The Effect of Post-Injury Exercise Training on Skeletal Muscle Mitochondria
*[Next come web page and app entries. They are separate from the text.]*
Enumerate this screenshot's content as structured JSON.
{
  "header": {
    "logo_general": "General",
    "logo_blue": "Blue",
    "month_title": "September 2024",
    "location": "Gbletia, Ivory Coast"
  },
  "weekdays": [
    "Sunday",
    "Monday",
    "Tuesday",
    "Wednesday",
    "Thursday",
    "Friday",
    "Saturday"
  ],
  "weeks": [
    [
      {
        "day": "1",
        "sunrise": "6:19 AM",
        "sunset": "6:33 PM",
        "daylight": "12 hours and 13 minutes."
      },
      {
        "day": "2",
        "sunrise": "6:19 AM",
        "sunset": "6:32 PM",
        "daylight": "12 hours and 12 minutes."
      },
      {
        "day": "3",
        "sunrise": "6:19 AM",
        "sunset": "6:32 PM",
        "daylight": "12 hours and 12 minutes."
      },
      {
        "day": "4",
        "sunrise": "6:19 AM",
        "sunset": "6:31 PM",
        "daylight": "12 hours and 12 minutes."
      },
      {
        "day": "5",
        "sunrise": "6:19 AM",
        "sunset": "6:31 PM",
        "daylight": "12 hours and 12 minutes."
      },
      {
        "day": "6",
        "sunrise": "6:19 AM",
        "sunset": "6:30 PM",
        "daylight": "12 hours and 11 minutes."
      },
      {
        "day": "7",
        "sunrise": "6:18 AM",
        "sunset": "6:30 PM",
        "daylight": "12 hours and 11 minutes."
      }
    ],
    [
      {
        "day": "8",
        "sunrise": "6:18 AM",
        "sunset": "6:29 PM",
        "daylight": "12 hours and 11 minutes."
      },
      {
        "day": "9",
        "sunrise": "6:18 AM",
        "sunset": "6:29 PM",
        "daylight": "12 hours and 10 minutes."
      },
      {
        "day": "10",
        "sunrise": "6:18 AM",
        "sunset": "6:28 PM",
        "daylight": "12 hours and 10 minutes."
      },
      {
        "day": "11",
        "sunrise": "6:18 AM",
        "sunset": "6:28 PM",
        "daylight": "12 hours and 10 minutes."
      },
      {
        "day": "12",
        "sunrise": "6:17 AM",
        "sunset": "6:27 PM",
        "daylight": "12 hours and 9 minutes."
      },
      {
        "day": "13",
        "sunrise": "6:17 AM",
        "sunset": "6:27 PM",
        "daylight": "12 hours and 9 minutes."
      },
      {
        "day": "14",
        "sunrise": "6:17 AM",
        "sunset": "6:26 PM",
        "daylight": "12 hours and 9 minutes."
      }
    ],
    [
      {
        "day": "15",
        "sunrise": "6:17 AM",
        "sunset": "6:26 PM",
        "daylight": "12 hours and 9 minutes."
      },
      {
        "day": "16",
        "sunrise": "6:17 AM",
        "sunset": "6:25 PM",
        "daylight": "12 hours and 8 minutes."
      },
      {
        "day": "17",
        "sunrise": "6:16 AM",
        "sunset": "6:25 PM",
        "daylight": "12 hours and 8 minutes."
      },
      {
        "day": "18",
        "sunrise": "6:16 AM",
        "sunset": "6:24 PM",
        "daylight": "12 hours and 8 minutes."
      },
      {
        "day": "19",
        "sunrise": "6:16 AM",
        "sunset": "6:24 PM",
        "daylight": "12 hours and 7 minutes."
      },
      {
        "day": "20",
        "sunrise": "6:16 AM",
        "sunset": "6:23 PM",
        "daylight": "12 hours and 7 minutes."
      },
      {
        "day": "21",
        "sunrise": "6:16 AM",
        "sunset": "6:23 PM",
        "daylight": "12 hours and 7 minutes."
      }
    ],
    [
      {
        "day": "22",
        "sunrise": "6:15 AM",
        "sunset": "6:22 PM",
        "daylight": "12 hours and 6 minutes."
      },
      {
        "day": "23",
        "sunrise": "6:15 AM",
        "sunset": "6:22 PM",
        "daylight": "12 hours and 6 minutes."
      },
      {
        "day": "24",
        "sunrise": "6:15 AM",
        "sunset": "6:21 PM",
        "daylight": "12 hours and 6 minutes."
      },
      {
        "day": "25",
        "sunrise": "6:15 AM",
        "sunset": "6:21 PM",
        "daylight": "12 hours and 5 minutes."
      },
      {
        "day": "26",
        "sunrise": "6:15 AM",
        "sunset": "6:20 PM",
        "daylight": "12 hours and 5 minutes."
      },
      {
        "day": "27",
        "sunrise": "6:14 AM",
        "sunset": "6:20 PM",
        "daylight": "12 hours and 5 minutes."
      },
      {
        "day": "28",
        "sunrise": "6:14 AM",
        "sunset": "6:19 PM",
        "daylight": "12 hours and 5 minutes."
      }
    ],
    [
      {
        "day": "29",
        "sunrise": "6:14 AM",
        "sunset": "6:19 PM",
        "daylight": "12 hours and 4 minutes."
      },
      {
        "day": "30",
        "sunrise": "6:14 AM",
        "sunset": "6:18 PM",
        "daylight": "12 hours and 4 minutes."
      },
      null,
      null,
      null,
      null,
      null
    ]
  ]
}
Skeletal muscle exists on a continuum of pure and hybrid fibres (I ↔ I/IIa ↔ IIa ↔ IIa/IIx ↔ IIx ↔ IIx/IIb ↔IIb) which can change phenotypes via external stimuli such as chronic exercise training. The various fibre types differ across characteristics such as shortening velocity, fatigue resistance, and mitochondrial content that provide skeletal muscle the ability to meet different metabolic, physiological, and structural demands. Another feature of skeletal muscle is its innate ability to regenerate after injury, which is a period of fibre type malleability and when fibres may be more responsive to treatments that switch phenotypes. Mitochondrial content and oxidative capacity are secondary indicators of fibre phenotype and may be similarly affected by external stimuli during exercise and regeneration due their overlapping regulatory pathways. Previous research observed an increase in fast twitch IIa/IIx hybrid fibres in the mouse soleus muscle following injury in response to endurance exercise training. Thus, this study aimed to elucidate the effect of exercise and regeneration on mitochondrial content and oxidative capacity on these hybrid fibres in the soleus. Twelve-week-old C57BL/6J mice participated in two weeks of endurance treadmill running. Fibre type-specific SDH (succinate dehydrogenase) content of type I, IIa, IIx and IIa/IIx fibres was compared between activity groups (sedentary vs exercise trained) at 14 and 50 days post-cardiotoxin-induced injury. Interestingly, 14 days of endurance exercise after an acute injury was detrimental to mitochondrial content and oxidative capacity, especially in the type IIa and IIa/IIx fibres. After 36 days of sedentary behaviour, the injured exercised group’s SDH content increased to a level comparable to the control group. Thus, it appears that injury and exercise may delay the mitochondrial regenerative process and impair the early restoration of skeletal muscle oxidative capacity and fibre phenotype.